Source data
········

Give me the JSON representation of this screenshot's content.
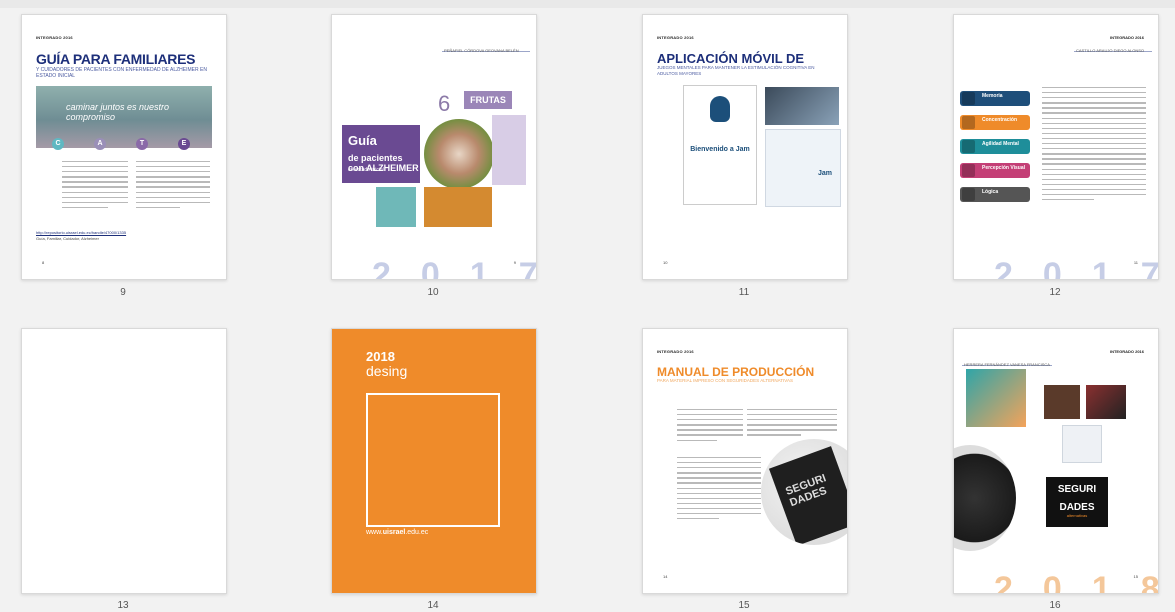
{
  "pages": [
    {
      "number": "9",
      "header": "INTEGRADO 2016",
      "title": "GUÍA PARA FAMILIARES",
      "subtitle": "Y CUIDADORES DE PACIENTES CON ENFERMEDAD DE ALZHEIMER EN ESTADO INICIAL",
      "banner_text": "caminar juntos es nuestro compromiso",
      "badges": [
        "C",
        "A",
        "T",
        "E"
      ],
      "footer_link": "http://repositorio.uisrael.edu.ec/handle/47000/1335",
      "footer_keywords": "Guía, Familiar, Cuidador, Alzheimer",
      "page_mark": "8"
    },
    {
      "number": "10",
      "header_run": "PEÑAFIEL CÓRDOVA GEOVANA BELÉN",
      "six": "6",
      "frutas_label": "FRUTAS",
      "book_title_1": "Guía",
      "book_title_2": "de pacientes con ALZHEIMER",
      "book_title_3": "en estado inicial",
      "year": "2017",
      "page_mark": "9"
    },
    {
      "number": "11",
      "header": "INTEGRADO 2016",
      "title": "APLICACIÓN MÓVIL DE",
      "subtitle": "JUEGOS MENTALES PARA MANTENER LA ESTIMULACIÓN COGNITIVA EN ADULTOS MAYORES",
      "welcome": "Bienvenido a Jam",
      "app_name": "Jam",
      "page_mark": "10"
    },
    {
      "number": "12",
      "header": "INTEGRADO 2016",
      "header_run": "CASTILLO ARAUJO DIEGO ALONSO",
      "skills": [
        "Memoria",
        "Concentración",
        "Agilidad Mental",
        "Percepción Visual",
        "Lógica"
      ],
      "year": "2017",
      "page_mark": "11"
    },
    {
      "number": "13"
    },
    {
      "number": "14",
      "year": "2018",
      "word": "desing",
      "url_prefix": "www.",
      "url_bold": "uisrael",
      "url_suffix": ".edu.ec"
    },
    {
      "number": "15",
      "header": "INTEGRADO 2016",
      "title": "MANUAL DE PRODUCCIÓN",
      "subtitle": "PARA MATERIAL IMPRESO CON SEGURIDADES ALTERNATIVAS",
      "book_text": "SEGURI DADES",
      "page_mark": "14"
    },
    {
      "number": "16",
      "header": "INTEGRADO 2016",
      "header_run": "HERRERA FERNÁNDEZ VANESA FRANCISCA",
      "poster_1": "SEGURI",
      "poster_2": "DADES",
      "poster_3": "alternativas",
      "year": "2018",
      "page_mark": "15"
    }
  ],
  "colors": {
    "navy": "#1d2f7a",
    "purple": "#6a4a92",
    "orange": "#ef8b2a",
    "teal": "#1e8e9a",
    "pink": "#c43f76"
  }
}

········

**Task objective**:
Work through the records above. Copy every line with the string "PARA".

**Written answer**:
      "title": "GUÍA PARA FAMILIARES",
      "subtitle": "JUEGOS MENTALES PARA MANTENER LA ESTIMULACIÓN COGNITIVA EN ADULTOS MAYORES",
      "subtitle": "PARA MATERIAL IMPRESO CON SEGURIDADES ALTERNATIVAS",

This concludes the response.